A free copy of the police report
A free copy of the police report, even if there was no physical injury.
Payment waiver of fees
Payment waiver of fees for replacing driver’s license, permit, registration and license plates which were lost or stolen as a result of a crime.
Have Law enforcement & DA inform employers
Have law enforcement and the District Attorney inform employers that the criminal case may require work absences. They can also explain the circumstances of the crime to creditors.
Not to be penalized by an employer
Not to be penalized by an employer when appearing as a witness in a criminal proceeding, consulting with prosecutors or exercising other rights under the law. A violation of this law by an employer is a B misdemeanor. Employers, however, may withhold wages in these situations.

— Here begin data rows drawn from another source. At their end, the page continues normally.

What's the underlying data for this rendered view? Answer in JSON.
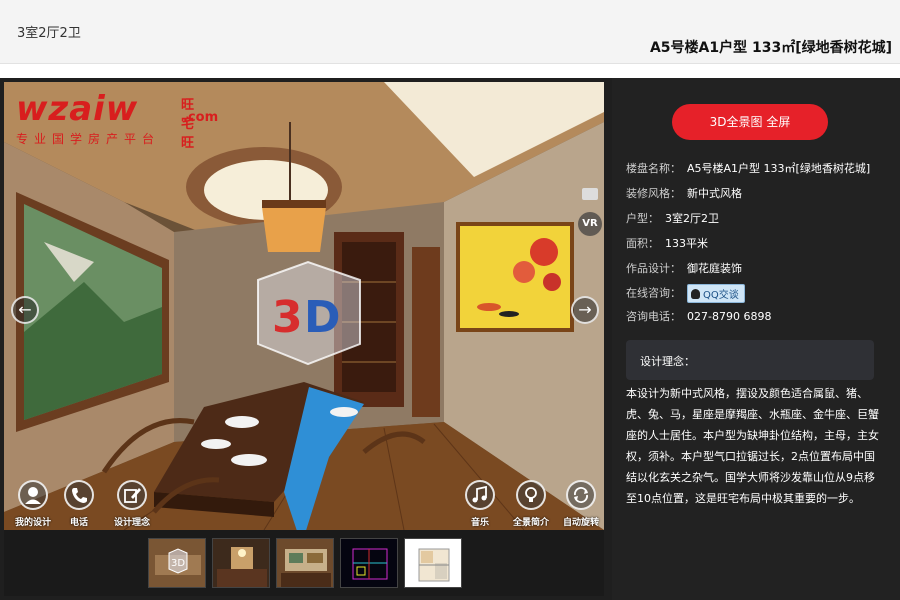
{
  "header": {
    "tag": "3室2厅2卫",
    "title": "A5号楼A1户型 133㎡[绿地香树花城]"
  },
  "brand": {
    "logo_text": "wzaiw",
    "logo_cn": "旺宅旺",
    "logo_com": ".com",
    "slogan": "专业国学房产平台"
  },
  "viewer": {
    "prev_icon": "arrow-left-icon",
    "next_icon": "arrow-right-icon",
    "vr_label": "VR",
    "controls_left": [
      {
        "label": "我的设计",
        "icon": "user-icon"
      },
      {
        "label": "电话",
        "icon": "phone-icon"
      },
      {
        "label": "设计理念",
        "icon": "edit-icon"
      }
    ],
    "controls_right": [
      {
        "label": "音乐",
        "icon": "music-icon"
      },
      {
        "label": "全景简介",
        "icon": "lightbulb-icon"
      },
      {
        "label": "自动旋转",
        "icon": "rotate-icon"
      }
    ],
    "thumbnails": [
      "dining-room-3d",
      "hallway",
      "living-room",
      "floor-plan-dark",
      "floor-plan-light"
    ]
  },
  "panel": {
    "fullscreen_button": "3D全景图 全屏",
    "rows": [
      {
        "key": "楼盘名称：",
        "value": "A5号楼A1户型 133㎡[绿地香树花城]"
      },
      {
        "key": "装修风格：",
        "value": "新中式风格"
      },
      {
        "key": "户型：",
        "value": "3室2厅2卫"
      },
      {
        "key": "面积：",
        "value": "133平米"
      },
      {
        "key": "作品设计：",
        "value": "御花庭装饰"
      },
      {
        "key": "在线咨询：",
        "value": ""
      },
      {
        "key": "咨询电话：",
        "value": "027-8790 6898"
      }
    ],
    "qq_label": "QQ交谈",
    "design_title": "设计理念：",
    "design_text": "本设计为新中式风格，摆设及颜色适合属鼠、猪、虎、兔、马，星座是摩羯座、水瓶座、金牛座、巨蟹座的人士居住。本户型为缺坤卦位结构，主母，主女权，须补。本户型气口拉锯过长，2点位置布局中国结以化玄关之杂气。国学大师将沙发靠山位从9点移至10点位置，这是旺宅布局中极其重要的一步。"
  },
  "colors": {
    "accent": "#e62129",
    "panel_bg": "#222222",
    "brand_red": "#d81e1e"
  }
}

Notice of discharge, release or escape
Notice of discharge, release or escape of offender from a correctional facility. The District Attorney has a form to be completed in order to stay informed.
The New York Victim Information and Notification Everyday (VINE) system provides up to date information about the custody status of offenders via the telephone or internet. Crime victims and other New Yorkers can call 888-VINE-4NY (888-846-3469) or go to www.vinelink.com
to secure information about incarcerated defendants. By providing an inmate’s identification number or date of birth, which you can obtain from the District Attorney, you can learn sentencing and release information. You may also register with VINE for automatic notification by telephone when the inmate is released.
Be notified of criminal proceedings.
Be notified of criminal proceedings.Victims who provide a current address and telephone number to the District Attorney have the right to be notified of the accused’s: arrest; first appearance before a judge; release from jail while the criminal proceeding is pending; entry of a guilty plea, trial and sentencing; maximum and minimum terms of imprisonment if the offender is sentenced to prison and parole hearing date.
Freedom from intimidation, threats or harassment.
Freedom from intimidation, threats or harassment. Intimidating a victim or a witness is a felony, apart from any charges the accused may already face. If you are threatened or your property is damaged by anyone connected to your case, you should contact the District Attorney’s office and law enforcement immediately.
File for victim compensation and assistance
File for victim compensation and assistance with the New York State Office of Victim Services. Victims of physical injury or relatives of murder victims are entitled to out-of-pocket expenses incurred as a result of the crime. These expenses may include the repair or replacement of Damaged property, loss of earnings or support, medical and counseling bills, crime scene cleanup or funeral expenses. Crime victims may also be eligible for transportation expenses incurred for necessary court appearances. Kidnapping, stalking and unlawful imprisonment victims may be eligible for an award to cover loss of earnings or support, unreimbursed costs for counseling, rehabilitative training and the costs of damaged essential personal property and security devices. Claims must be filed within one year of the crime or within one year of the victim’s death.
You can obtain a claim form from the police, the District Attorney, a hospital emergency room, the Office of Victim Services or from the Office of the Attorney General. Assistance is also available from other programs such as rape crisis centers and domestic violence and child abuse programs. Ask the District Attorney’s office for referrals.